The reason we always state our fish is wild-caught and origin is so our tribe members know what they are eating and are able to make better food choices.

All our fish are wild caught from rivers and oceans, and here is the reason why;

Salmon for example are carnivores and feed on shrimp as well as little sea creatures called plankton and zooplankton.

This is the natural diet of wild-salmon.

Salmon and other types of fish raised on fish-farms are not on a carnivore diet since it is too costly and therefore not very profitable for the farmers. 

fish that are grown up on farms are given stock pellets made from soybeans and corn as well as having antibiotics added to the food to reduce the outbreak of diseases like parasitic sea lice (1).

In 2011 it was estimated that $436 million worth of farmed salmon in Norway was inedible due to parasitic sea lice breakouts in farmed fisheries (2), which is still an ongoing issue in 2019.

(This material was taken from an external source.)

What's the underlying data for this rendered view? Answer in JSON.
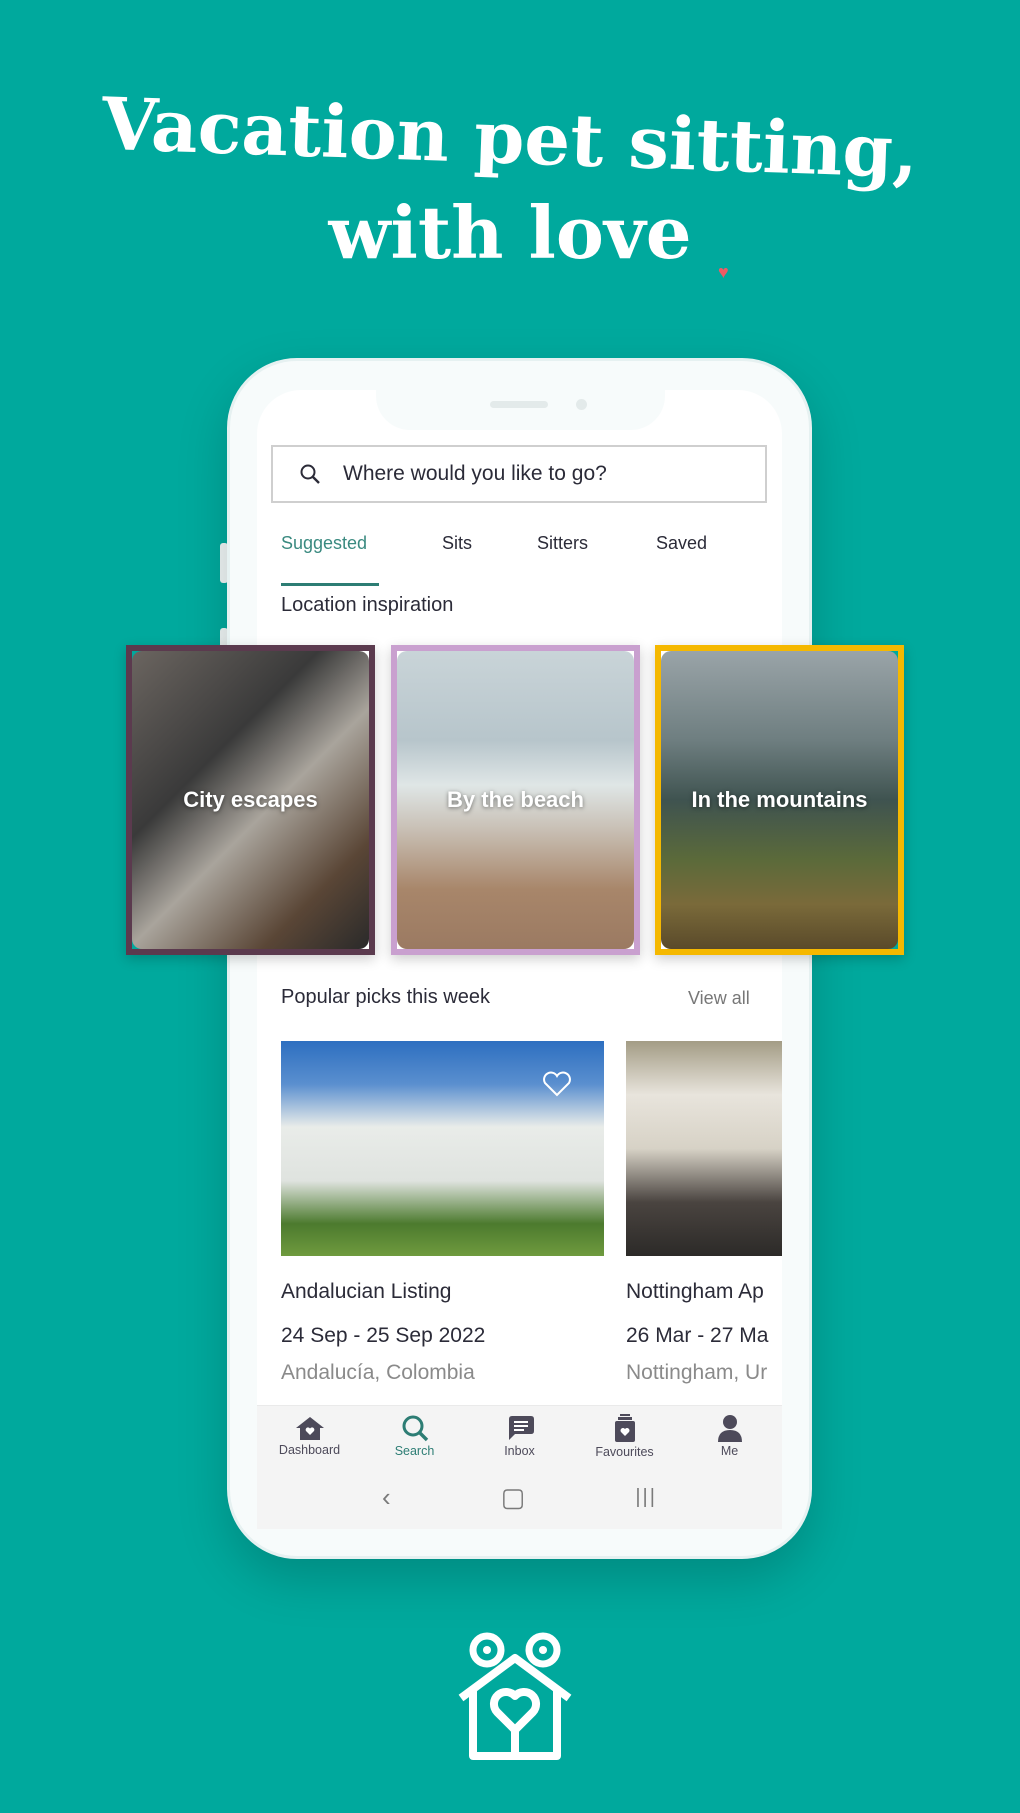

When we mention our salmon is wild caught from Alaska, we want our tribe members to know that they need not worry whether there's antibiotics or any other added toxins in our salmon.

It's important to note that mercury and polychlorinated biphenyls( PCBs) are found in both farm-raised and wild-caught seafood due to industrial pollution that finds its way into lakes, rivers, and oceans.

However, studies have show that there are 8x fewer PCBs in wild-caught fish than their farmed siblings (3).

Large predatory fish that live 10+ years tend to build up more mercury as they age.

The life expectancy of wild salmon is anywhere from 2-8 years and as they feed on small fish, mercury levels are much lower. 

We have tested our wild-salmon for mercury and we are happy to say our wild-sockeye salmon contain less than 0.000041g/kg which you can see in the footer of this email.

We have also listed a neat chart that lists which fish have a lower mercury rate compared to others. 

Not to mention that wild-caught salmon tastes much better and has a better texture than farmed.

For the rest of the week, you can grab our wild-caught salmon at 40% off:

See Our Grocery List

Ends January 20th.


Here's a great mercury chart to use when deciding which fish to put on your plate

See Our Grocery List

Ends January 20th.

By Robbie